|W.J. (William/Bill) Gordy|
|Death Date: August 19, 1993
|William J. Gordy (Bill/W.J. Gordy) was born in Aberdeen, Georgia in 1910. His father was a potter who owned his own business, and Bill was making his own pottery by the time he was 14 years old. His father had a large wood kiln that Bill learned how to use. He also learned from the potters hired by his father from around the country and read every book he could find about glazes. The clay they used came from the Flint River in Georgia.

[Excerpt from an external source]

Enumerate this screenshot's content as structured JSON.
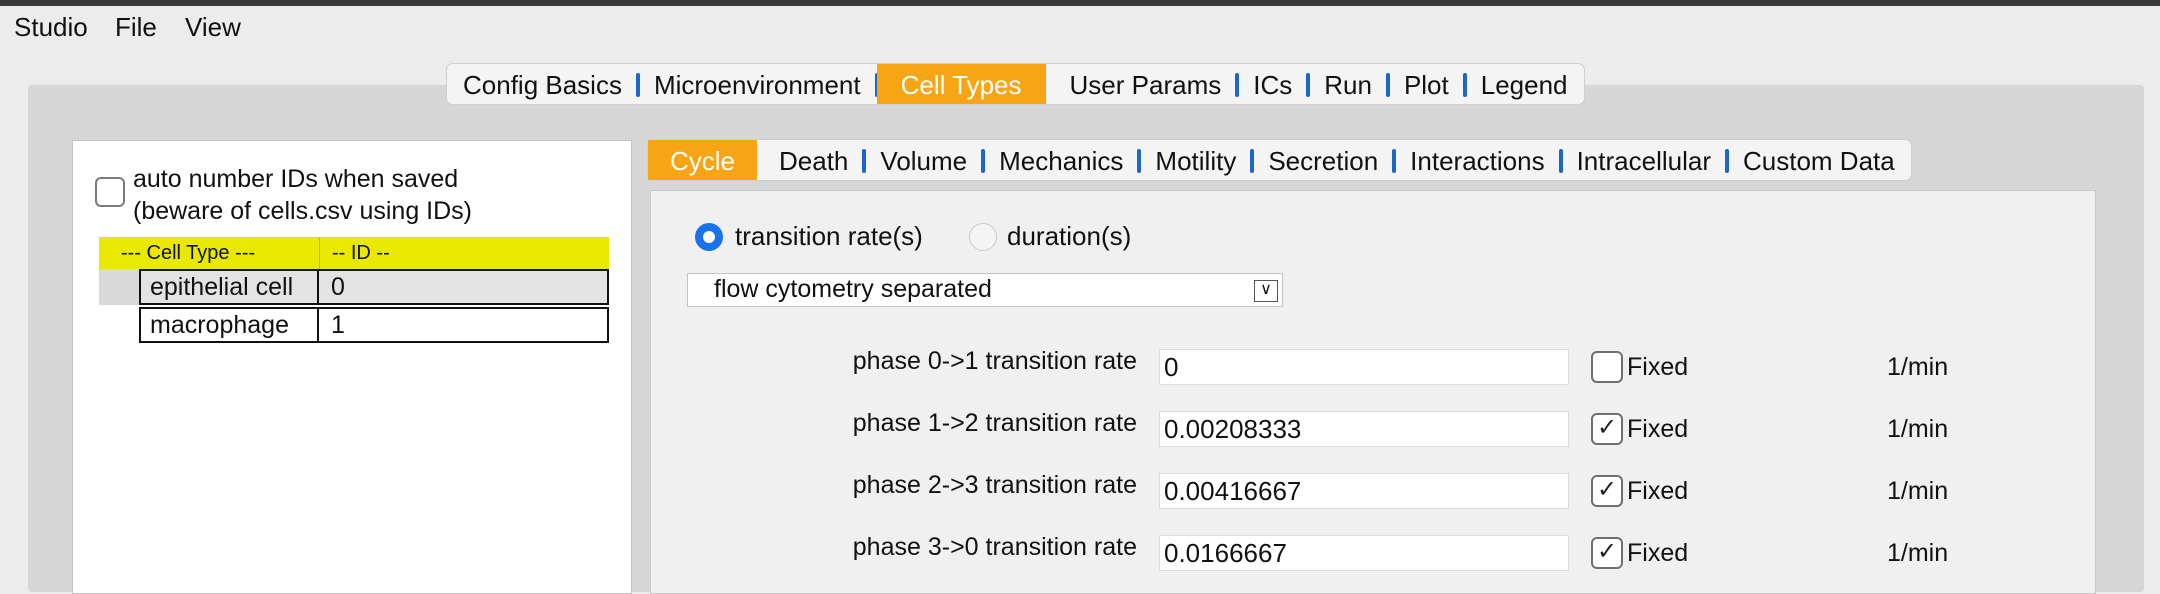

Bill left his father's shop and worked in several pottery businesses in North Carolina and Georgia, seeing and learning new techniques. These experiences helped him develop his own style. By 1935, Bill had married and opened his own pottery studio beside the Dixie Highway in Georgia. His shop became a favorite for tourists traveling along the Dixie Highway, and his name became quite well known.
Gordy was one of the first potters in Georgia to transition from a functional, utilitarian style to an artistic style. He developed a style that was quite unique - while still functional, his pieces are beautiful enough to be displayed as art. Gordy not only had his own signature style of pottery, but also created his own blend of clay and exclusive glazes. Although he had begun with clay from the Flint River area, his blends grew to include Georgia Kaolin, Ohio stoneware, Ohio red clay, and Kentucky ball clay. He was also the first Georgian potter to use colors in his glazes. He experimented with chrome, cobalt, tin and zirconium, silica, talc, feldspar, bentonite, copper, lime, and many other chemicals to produce different colors and textures. He even experimented with the placement of various colors and various locations in the kiln. The beautiful honeyed golden brown he called ‘Mountain Gold’ became his trademark color. He also produced unique variations of blue, another favorite of collectors, and he developed unusual shades of pink and turquoise. In 1955, he stopped using a wood kiln in favor of gas.
W.J. Gordy is estimated to have single-handedly produced around a million pots during his lifetime. For twenty years, he sold everything that he made. Even though his work was very popular, he refused to cut corners and mass produce pieces, even when Rich's wanted to contract for his work. Here was a man whose work had made it into the Smithsonian, yet he never raised prices and always remained humble.